Home upgrades are important for fixing up a “dated” home and adding resale value when the time comes. Old, cracked or generally unpleasant-looking driveways are one improvement people might not give much thought to, but they really should. Driveways can turn into a money pit when not laid correctly.  

Do I need a base layer?

Any building needs a steady foundation and driveways are no different. Loose soil isn’t good for a construction project. This leads to cracking, costing you more than what you were originally quoted thanks to repairs. For base layers, the soil is compacted and crushed stones spread across the surface area to stabilize the concrete when it sets.

What concrete type do I need?

Different types of concrete exist for different jobs. The concrete will need to have a high psi rating, meaning it can withstand a lot of pressure bearing down. For concrete driveways the contractor would recommend a 4000 psi mix.

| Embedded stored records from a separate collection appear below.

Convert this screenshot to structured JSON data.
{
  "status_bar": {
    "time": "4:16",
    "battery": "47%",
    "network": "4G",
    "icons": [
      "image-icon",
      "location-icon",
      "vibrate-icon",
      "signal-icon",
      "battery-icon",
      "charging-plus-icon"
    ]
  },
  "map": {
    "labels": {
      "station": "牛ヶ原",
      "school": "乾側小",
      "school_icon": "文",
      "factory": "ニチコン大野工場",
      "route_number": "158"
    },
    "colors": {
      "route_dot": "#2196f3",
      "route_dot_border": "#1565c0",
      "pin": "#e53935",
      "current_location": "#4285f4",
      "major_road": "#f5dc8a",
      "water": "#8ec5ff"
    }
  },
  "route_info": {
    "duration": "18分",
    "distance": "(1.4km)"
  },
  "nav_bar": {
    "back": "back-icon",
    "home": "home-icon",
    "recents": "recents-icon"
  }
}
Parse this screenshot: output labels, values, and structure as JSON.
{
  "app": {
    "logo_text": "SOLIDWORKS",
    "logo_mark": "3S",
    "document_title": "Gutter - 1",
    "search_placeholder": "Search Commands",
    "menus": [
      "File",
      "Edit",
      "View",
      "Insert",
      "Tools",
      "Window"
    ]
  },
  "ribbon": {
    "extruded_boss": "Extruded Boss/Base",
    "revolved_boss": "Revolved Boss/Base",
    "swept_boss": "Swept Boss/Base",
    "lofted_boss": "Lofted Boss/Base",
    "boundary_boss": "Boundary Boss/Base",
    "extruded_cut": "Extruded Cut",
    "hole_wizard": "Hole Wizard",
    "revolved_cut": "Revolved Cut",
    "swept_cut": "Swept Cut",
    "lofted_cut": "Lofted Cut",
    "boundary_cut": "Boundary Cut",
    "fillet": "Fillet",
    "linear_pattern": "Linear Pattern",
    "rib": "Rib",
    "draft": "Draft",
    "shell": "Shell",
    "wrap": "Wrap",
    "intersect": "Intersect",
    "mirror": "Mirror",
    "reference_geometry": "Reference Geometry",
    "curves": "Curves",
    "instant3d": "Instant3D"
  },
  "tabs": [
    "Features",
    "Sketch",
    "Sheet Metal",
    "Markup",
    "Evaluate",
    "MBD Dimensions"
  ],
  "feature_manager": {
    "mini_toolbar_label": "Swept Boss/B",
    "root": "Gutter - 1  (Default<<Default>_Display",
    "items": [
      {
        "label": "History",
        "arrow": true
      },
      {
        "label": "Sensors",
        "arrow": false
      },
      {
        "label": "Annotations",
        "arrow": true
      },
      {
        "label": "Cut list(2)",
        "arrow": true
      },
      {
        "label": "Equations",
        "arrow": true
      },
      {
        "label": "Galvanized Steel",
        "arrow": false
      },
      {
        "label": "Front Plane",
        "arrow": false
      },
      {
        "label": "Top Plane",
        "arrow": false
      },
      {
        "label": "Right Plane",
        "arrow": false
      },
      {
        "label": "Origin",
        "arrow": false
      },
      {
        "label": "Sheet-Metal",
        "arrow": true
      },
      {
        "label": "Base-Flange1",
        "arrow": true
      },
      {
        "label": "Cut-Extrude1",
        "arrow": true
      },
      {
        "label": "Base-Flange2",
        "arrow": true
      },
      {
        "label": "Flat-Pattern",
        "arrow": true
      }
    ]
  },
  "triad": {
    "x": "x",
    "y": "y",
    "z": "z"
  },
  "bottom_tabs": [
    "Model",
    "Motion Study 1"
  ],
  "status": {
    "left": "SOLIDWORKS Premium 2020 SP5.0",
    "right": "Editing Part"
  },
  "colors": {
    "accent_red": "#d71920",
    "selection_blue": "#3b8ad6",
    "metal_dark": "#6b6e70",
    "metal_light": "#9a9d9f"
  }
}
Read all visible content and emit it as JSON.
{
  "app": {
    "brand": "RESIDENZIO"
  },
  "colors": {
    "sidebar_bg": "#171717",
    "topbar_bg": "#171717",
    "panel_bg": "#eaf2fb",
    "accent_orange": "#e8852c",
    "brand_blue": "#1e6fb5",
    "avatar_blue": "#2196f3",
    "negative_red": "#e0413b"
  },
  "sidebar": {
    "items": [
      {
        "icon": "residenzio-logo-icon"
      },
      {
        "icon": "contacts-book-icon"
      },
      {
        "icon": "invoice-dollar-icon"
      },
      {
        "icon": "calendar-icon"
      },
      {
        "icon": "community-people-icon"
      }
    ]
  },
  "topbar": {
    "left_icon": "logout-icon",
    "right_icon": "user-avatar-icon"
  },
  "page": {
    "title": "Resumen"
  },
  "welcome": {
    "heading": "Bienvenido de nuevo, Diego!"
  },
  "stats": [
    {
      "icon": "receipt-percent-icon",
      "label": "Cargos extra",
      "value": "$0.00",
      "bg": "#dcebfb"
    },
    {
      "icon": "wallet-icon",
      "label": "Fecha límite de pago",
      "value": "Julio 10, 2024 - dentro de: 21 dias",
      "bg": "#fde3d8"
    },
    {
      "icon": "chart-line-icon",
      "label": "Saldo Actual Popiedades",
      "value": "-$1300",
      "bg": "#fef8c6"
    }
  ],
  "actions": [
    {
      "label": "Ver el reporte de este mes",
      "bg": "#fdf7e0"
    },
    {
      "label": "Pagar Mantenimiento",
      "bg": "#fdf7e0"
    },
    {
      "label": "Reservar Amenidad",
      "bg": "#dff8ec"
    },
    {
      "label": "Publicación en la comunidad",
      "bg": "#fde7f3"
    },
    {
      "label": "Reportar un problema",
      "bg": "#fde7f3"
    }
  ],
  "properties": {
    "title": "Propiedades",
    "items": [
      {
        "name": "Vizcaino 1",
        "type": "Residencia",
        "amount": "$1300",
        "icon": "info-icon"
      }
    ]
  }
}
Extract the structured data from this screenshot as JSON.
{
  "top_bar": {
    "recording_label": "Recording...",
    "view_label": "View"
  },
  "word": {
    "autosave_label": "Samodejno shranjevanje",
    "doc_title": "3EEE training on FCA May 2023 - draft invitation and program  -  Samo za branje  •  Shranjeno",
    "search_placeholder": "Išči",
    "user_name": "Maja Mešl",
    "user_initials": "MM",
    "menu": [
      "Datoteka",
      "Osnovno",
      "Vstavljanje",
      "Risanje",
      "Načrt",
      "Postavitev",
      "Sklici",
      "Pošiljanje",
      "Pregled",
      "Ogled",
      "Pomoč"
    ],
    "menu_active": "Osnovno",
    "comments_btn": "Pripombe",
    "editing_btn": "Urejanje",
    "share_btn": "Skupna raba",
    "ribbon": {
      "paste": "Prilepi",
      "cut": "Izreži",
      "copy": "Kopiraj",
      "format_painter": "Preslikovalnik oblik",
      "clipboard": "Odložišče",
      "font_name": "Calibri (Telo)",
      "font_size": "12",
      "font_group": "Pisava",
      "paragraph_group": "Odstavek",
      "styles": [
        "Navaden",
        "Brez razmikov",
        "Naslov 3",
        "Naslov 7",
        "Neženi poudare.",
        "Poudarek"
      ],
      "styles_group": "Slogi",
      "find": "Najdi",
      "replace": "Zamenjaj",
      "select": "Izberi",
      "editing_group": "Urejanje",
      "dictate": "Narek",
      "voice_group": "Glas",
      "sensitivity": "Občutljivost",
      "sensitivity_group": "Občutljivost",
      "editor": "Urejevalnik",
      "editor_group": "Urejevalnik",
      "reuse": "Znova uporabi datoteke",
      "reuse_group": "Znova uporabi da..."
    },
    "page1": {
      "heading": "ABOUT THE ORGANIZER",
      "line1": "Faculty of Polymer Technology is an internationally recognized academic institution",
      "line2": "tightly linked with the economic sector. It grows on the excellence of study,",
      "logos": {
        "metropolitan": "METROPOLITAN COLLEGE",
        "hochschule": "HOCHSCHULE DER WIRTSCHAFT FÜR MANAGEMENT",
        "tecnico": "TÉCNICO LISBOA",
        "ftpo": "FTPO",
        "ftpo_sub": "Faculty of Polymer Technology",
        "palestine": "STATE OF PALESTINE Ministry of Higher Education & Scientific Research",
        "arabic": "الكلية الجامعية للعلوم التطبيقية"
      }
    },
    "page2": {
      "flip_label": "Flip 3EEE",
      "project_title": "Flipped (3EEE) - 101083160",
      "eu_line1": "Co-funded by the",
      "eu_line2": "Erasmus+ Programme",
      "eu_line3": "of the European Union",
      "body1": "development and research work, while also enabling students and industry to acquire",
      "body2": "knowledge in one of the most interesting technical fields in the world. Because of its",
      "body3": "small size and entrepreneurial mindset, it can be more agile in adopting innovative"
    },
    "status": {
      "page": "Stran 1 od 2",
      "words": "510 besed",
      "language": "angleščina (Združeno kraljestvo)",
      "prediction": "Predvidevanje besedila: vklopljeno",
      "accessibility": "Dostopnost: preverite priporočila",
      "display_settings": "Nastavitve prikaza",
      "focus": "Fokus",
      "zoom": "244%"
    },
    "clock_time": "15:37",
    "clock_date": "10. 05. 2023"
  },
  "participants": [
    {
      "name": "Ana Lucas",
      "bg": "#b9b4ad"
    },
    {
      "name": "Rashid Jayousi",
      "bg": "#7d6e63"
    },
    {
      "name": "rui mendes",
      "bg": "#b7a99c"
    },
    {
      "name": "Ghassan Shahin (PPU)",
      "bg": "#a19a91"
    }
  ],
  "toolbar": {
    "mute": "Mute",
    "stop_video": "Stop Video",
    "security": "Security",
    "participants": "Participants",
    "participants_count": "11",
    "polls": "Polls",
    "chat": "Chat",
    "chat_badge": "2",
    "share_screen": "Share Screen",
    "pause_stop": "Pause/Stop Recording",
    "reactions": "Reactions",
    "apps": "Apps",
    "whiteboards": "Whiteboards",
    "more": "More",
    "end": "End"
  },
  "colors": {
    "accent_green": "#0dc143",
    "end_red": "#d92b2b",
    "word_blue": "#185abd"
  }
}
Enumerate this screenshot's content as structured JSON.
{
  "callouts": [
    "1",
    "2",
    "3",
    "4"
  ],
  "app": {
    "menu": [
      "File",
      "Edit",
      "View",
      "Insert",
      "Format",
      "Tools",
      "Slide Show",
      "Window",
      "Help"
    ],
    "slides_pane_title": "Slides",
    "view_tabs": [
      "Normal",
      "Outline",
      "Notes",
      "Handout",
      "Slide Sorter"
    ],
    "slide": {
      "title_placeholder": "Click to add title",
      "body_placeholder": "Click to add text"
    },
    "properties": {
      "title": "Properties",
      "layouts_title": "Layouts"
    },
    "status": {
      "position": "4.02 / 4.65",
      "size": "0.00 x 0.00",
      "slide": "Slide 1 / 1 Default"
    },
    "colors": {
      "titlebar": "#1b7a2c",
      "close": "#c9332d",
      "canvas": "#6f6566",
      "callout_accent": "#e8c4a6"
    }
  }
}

This blend can withstand 281 kilograms per square centimetre.

Should I seal the driveway?

You can’t just have the driveway laid and leave it at that. Nature and lifestyle need consideration. Cars leak grease, things get dropped or splashed, and there are forces of nature to contend with. A penetrative sealant will protect the driveway from these, plus moisture absorption.

What’s the warranty?

Good contractors will have workmanship warranties that last for a year or more. If a contractor lacks a policy, it’s best to look elsewhere. Ask for a copy of the warranty to check what’s covered so that you’ll get the best value for money. Good contractors will take responsibility for their work during and after construction. This way if accidents happen, you won’t be out of pocket.

When can you start?

Of course contractors have slow periods, but if it’s perpetual then there’s a problem. One way workers get found is through word of mouth, and when they have a lot of recommendations they’ll be busy. If you sign with a reputable contractor, they might not be able to start work straight away. However, they’ll do their best to get to you as quick as they can.